__ABOUT THIS EXERCISE__. From the data that follows, copy every line holding the string "placeholder".
BEGIN
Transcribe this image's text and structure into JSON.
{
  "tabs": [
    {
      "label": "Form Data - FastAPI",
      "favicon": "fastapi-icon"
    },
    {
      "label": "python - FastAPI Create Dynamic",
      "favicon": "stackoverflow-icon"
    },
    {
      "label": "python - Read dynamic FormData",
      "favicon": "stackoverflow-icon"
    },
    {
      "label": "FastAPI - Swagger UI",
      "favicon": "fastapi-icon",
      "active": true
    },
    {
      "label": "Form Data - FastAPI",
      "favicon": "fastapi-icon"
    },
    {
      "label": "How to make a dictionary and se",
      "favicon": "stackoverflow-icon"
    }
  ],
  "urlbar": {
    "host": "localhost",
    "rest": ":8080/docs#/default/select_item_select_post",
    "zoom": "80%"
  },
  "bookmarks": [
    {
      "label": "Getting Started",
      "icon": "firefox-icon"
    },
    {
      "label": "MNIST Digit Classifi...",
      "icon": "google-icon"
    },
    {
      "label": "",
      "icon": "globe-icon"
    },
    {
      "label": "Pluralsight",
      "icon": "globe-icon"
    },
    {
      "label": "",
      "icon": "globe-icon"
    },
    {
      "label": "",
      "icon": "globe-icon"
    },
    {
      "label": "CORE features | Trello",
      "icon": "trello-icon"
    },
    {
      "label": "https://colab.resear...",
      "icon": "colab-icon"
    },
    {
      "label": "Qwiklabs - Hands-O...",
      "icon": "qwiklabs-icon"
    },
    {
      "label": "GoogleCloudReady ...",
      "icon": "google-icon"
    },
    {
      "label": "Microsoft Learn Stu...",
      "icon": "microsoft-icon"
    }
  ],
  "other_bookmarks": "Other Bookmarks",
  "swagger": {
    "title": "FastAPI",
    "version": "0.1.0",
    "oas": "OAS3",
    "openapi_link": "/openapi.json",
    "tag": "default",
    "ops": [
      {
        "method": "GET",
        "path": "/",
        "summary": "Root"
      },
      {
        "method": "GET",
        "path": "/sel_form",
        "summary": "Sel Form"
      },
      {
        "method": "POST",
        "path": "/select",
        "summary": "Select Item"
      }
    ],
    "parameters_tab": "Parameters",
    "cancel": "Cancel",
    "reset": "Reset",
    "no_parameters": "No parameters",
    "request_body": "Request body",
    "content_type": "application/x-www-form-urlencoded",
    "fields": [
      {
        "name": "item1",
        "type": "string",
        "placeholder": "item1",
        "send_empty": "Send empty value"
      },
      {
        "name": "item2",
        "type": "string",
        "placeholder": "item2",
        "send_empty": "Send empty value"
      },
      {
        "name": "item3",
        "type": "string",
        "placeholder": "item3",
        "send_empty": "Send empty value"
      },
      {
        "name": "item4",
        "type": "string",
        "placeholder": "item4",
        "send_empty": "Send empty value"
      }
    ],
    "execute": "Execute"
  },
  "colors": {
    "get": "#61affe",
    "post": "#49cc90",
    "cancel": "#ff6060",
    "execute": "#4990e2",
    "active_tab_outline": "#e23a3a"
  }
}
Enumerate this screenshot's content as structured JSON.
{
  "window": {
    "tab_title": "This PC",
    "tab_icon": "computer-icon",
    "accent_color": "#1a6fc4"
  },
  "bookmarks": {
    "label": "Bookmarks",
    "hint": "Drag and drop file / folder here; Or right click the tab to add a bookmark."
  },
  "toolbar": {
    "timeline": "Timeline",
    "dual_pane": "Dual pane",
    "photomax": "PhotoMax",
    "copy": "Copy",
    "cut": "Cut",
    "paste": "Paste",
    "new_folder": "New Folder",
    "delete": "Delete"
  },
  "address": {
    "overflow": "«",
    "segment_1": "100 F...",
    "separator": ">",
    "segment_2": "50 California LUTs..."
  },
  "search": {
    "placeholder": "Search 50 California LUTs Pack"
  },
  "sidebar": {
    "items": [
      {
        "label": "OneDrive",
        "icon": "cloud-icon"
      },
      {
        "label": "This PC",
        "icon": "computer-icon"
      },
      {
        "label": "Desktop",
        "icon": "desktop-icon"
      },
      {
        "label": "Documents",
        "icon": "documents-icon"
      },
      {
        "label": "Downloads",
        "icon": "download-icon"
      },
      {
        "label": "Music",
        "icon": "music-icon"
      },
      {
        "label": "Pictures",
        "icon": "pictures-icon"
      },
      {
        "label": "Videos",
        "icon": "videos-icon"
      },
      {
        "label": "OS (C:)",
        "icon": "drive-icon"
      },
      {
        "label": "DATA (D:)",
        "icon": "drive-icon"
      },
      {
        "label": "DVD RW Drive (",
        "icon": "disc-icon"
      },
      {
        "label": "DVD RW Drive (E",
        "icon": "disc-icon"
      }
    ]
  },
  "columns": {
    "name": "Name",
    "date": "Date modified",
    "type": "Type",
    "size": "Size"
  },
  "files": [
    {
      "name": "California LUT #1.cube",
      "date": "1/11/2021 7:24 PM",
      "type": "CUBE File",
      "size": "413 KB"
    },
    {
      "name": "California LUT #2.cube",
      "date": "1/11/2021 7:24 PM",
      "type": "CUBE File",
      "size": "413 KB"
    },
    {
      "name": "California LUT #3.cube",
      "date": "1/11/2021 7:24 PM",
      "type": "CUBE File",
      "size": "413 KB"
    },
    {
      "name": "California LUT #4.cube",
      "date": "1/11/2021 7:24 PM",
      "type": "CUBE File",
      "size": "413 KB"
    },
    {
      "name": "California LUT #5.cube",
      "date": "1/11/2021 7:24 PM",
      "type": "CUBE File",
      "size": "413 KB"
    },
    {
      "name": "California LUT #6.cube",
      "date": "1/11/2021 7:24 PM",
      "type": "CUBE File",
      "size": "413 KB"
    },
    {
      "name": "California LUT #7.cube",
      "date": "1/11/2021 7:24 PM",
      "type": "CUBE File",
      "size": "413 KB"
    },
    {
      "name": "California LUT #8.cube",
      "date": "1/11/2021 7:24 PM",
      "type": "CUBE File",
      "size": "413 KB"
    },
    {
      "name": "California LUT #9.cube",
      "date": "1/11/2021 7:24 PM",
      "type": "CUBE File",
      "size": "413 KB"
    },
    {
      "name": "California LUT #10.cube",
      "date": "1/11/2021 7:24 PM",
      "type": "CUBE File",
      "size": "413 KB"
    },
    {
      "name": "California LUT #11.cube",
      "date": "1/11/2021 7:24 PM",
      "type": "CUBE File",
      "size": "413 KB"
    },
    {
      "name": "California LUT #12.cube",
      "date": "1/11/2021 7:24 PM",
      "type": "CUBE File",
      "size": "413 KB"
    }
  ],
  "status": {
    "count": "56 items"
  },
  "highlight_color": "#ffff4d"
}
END
__SOLUTION FOR THIS EXERCISE__.
        "placeholder": "item1",
        "placeholder": "item2",
        "placeholder": "item3",
        "placeholder": "item4",
    "placeholder": "Search 50 California LUTs Pack"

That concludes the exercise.